Where does the string "Natures" appear in the records? Copy each line that holds it.

--------------------

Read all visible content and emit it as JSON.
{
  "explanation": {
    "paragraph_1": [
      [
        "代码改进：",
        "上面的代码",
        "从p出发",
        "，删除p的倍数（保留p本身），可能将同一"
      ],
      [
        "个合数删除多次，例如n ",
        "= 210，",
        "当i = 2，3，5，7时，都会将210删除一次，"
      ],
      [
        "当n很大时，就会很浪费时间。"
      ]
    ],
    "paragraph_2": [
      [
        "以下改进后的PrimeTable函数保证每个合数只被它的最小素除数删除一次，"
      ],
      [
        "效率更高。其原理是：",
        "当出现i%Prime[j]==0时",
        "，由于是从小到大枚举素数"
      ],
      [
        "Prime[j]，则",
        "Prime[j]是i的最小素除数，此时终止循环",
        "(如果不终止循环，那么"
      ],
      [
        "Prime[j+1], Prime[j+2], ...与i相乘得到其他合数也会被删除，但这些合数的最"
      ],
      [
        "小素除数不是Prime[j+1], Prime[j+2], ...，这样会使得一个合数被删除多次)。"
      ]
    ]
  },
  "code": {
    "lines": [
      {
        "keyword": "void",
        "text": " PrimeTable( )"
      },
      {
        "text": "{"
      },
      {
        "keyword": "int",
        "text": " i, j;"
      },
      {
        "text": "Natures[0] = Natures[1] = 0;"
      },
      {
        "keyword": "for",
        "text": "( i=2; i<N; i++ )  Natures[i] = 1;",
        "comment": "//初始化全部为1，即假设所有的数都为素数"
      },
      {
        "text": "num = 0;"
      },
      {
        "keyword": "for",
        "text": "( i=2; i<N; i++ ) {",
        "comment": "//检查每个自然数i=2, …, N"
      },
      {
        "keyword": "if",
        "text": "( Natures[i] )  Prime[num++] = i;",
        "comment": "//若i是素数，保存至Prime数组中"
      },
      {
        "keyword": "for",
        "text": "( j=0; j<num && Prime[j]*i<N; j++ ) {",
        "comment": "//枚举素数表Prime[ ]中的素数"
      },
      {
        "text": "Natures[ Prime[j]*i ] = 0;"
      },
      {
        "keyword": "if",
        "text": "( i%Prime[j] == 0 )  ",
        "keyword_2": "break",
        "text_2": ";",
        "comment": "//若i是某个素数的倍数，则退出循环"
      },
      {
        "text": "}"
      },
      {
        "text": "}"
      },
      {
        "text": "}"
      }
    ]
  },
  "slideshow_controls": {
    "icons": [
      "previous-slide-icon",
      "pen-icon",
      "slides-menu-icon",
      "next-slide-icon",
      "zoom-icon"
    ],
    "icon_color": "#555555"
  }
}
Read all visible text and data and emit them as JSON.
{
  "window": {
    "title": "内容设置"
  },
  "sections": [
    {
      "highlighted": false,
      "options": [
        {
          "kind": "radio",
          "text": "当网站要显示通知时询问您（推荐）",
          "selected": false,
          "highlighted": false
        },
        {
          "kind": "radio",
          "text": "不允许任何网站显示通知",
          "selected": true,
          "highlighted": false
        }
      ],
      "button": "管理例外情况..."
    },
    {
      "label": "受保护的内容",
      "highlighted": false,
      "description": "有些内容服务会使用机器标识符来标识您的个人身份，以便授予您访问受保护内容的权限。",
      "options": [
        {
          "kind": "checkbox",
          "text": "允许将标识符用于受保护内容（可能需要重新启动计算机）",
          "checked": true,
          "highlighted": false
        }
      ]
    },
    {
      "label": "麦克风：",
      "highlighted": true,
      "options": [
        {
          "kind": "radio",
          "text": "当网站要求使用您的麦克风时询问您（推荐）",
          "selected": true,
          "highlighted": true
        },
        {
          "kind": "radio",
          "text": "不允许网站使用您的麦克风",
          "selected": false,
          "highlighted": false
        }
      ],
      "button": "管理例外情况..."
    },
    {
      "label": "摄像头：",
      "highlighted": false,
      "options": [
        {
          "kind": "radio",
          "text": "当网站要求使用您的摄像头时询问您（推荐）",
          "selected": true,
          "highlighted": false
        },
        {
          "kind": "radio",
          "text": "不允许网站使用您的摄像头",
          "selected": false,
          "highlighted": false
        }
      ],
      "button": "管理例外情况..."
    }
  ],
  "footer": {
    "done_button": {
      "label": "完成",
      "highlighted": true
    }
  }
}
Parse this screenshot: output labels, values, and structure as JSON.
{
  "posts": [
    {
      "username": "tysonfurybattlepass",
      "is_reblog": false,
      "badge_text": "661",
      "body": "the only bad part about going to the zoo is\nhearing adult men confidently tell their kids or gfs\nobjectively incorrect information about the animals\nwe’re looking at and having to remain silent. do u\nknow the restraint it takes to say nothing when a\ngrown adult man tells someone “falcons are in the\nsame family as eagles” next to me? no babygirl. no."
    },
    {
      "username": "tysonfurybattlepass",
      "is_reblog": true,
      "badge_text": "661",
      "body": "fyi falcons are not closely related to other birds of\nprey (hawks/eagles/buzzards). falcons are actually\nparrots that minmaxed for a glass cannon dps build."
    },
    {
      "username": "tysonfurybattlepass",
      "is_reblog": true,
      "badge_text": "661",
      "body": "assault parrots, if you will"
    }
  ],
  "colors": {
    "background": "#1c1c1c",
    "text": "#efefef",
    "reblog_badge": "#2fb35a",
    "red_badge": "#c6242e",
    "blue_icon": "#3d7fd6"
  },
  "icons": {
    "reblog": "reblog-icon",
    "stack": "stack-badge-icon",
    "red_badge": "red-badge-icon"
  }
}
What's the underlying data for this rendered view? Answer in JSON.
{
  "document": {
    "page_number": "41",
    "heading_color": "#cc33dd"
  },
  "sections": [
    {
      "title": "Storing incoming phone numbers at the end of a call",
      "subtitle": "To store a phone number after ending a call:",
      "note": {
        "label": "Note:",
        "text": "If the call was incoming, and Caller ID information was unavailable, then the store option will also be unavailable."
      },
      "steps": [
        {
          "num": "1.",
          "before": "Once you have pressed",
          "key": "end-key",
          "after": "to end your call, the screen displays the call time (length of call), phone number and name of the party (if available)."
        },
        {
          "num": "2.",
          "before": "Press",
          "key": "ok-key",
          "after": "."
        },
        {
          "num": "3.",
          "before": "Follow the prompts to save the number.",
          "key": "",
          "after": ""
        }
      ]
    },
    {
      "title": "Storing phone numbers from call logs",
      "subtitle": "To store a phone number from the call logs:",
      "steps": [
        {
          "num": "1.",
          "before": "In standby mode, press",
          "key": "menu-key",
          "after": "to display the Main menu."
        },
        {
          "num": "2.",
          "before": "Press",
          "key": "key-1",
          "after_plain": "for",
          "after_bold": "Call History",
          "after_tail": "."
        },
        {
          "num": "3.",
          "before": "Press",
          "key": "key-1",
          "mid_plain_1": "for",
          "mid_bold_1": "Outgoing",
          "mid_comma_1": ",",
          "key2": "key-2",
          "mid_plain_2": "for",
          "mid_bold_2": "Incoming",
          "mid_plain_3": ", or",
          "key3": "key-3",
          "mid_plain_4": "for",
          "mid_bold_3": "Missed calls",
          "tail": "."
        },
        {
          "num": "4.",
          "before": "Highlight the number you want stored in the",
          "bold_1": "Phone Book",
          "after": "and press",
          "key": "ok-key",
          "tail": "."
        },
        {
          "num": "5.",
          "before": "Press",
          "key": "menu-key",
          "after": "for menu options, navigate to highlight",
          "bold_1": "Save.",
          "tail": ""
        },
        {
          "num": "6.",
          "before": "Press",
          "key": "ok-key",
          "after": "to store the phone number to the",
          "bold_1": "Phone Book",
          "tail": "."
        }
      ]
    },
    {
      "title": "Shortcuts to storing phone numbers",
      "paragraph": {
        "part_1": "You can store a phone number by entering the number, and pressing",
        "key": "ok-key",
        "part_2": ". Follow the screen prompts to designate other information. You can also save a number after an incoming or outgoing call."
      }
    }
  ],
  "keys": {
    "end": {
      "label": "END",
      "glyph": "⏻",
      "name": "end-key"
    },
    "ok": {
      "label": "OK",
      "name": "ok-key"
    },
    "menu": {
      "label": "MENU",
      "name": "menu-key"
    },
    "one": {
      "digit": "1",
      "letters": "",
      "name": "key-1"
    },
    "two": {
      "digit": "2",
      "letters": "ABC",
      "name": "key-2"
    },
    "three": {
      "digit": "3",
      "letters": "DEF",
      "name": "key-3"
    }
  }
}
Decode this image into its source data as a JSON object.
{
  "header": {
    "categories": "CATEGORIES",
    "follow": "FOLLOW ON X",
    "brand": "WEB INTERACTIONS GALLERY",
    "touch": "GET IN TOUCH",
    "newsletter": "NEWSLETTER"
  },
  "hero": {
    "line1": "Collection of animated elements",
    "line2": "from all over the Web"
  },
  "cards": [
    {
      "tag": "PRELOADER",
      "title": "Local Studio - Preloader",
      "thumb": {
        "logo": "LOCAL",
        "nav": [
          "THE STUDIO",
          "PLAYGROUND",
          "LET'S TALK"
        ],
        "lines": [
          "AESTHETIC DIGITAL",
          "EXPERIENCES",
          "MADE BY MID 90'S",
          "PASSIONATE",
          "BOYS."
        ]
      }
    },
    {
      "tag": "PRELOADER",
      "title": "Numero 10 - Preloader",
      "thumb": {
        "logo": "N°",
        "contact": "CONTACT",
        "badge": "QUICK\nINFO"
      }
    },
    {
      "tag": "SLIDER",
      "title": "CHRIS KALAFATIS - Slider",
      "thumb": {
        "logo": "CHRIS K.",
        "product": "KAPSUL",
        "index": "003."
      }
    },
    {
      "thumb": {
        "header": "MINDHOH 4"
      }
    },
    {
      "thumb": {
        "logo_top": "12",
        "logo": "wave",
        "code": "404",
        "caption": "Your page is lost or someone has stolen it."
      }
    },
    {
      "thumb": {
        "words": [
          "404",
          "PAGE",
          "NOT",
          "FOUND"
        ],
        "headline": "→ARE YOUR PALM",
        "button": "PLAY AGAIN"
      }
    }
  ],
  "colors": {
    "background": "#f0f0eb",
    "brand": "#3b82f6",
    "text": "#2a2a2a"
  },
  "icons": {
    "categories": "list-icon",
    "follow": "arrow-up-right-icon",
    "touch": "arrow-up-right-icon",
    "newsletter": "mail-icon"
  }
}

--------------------

> Solution to this exercise:
        "text": "Natures[0] = Natures[1] = 0;"
        "text": "( i=2; i<N; i++ )  Natures[i] = 1;",
        "text": "( Natures[i] )  Prime[num++] = i;",
        "text": "Natures[ Prime[j]*i ] = 0;"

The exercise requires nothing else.